Police officials said they have no information of a hostage situation; they say guests have been sequestered in safe areas of the hotel, and the police are now engaged in flushing out the terrorists from their hiding place.

Source: Rediff


Ahmedabad after Bangalore: Glaring lapses

July 28, 2008
An audacious attack in Ahmedabad, barely a day after serial blasts in India’s IT capital Bangalore, leads us to several obvious questions.

Is India now a sitting duck for terrorists? What is causing these men to attack India at will and get away with it?

Also, what about the role of intelligence agencies and the network formed to be in the know of any such attacks?

How could Ahmedabad be targeted hours after Bangalore?

What lessons have we learnt from similar attacks in the past and why have there been no conclusive breakthroughs?

There are more questions than answers.

Let us take a look at the first intelligence lapse that occurred.
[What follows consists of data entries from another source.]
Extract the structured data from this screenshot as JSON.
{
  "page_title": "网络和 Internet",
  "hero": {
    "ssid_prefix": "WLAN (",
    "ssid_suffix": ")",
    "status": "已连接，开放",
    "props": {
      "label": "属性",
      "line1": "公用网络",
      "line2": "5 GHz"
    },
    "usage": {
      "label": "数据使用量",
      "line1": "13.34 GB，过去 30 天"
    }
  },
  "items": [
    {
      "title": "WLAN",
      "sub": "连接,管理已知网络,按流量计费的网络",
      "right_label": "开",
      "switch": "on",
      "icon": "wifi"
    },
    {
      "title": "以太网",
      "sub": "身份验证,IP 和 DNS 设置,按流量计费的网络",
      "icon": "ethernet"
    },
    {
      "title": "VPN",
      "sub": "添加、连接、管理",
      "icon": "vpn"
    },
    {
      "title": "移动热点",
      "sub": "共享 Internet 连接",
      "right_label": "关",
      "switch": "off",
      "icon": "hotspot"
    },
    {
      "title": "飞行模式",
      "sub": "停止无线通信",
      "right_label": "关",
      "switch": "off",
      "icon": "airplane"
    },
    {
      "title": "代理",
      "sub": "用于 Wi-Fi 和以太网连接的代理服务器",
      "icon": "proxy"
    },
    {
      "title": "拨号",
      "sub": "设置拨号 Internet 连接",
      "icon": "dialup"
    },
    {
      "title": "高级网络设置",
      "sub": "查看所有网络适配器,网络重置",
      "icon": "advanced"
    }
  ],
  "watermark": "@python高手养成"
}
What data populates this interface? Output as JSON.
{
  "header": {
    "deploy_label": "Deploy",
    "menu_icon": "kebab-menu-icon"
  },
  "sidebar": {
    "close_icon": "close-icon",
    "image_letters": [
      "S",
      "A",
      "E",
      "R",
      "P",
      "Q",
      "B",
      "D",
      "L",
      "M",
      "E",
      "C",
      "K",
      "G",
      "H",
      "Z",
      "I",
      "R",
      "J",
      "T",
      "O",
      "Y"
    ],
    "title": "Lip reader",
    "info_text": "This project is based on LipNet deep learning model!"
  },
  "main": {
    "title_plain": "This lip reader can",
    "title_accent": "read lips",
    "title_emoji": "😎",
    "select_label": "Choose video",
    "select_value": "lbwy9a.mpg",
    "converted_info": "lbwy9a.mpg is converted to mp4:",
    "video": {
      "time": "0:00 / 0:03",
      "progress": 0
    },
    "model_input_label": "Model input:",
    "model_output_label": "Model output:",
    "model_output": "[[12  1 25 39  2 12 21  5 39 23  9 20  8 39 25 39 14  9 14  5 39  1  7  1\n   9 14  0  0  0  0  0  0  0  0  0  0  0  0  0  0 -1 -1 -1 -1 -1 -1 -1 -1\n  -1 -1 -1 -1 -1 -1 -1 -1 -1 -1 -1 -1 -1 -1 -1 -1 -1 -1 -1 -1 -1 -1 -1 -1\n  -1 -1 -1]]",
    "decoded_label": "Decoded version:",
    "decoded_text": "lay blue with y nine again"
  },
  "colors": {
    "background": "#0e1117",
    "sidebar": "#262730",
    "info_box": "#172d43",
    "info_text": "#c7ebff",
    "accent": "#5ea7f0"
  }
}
The Gujarat blasts took place within hours of nationwide alert after Bangalore blasts.

How could 16 bomb blasts take place in Ahmedabad when the entire country was on high alert?

In Ahmedabad, most bombs were placed on cycles and went off within a short time span like in Bangalore, Jaipur, Uttar Pradesh and Malegaon.

The second lapse was that the groups of serial bombers could not be traced.

It takes several people to carry out a serial blast, so how come they can’t be traced? And even those who provide them logistical support like houses, phones and transport could not be traced.

Modi and Gujarat are prime targets of the terror since the 2002 riots. How could intelligence agencies not even get a whiff of such an elaborate network? This was the third lapse on the part of the intelligence.

For the last three years, terrorists have been making minimal use of telecommunication devices before and after each strike, making it difficult for security agencies to track them.

Had there been a strong human intelligence network or local policing, things would have been easier. And this constitutes the fourth lapse.

And People like A S Dullat, former secretary of RAW and director of Intelligence Bureau, who have spent their entire life tracking terror, feel something is definitely wrong.

“It is very evident that there is an intelligence failure. I think there is a need to do a threat assessment of metros. For instance, leaders and state governments should take terror more seriously and not just depend on what is given to them,” said Dullat.

Under pressure, this is exactly what the Centre intends to do. Home Minister Shivraj Patil will meet chief ministers of all states, hoping to push through police modernisation and reforms. The Intelligence Bureau too will be upgraded.

Police reforms would in no doubt help but the big question is whether states would agree and more importantly how long will it take?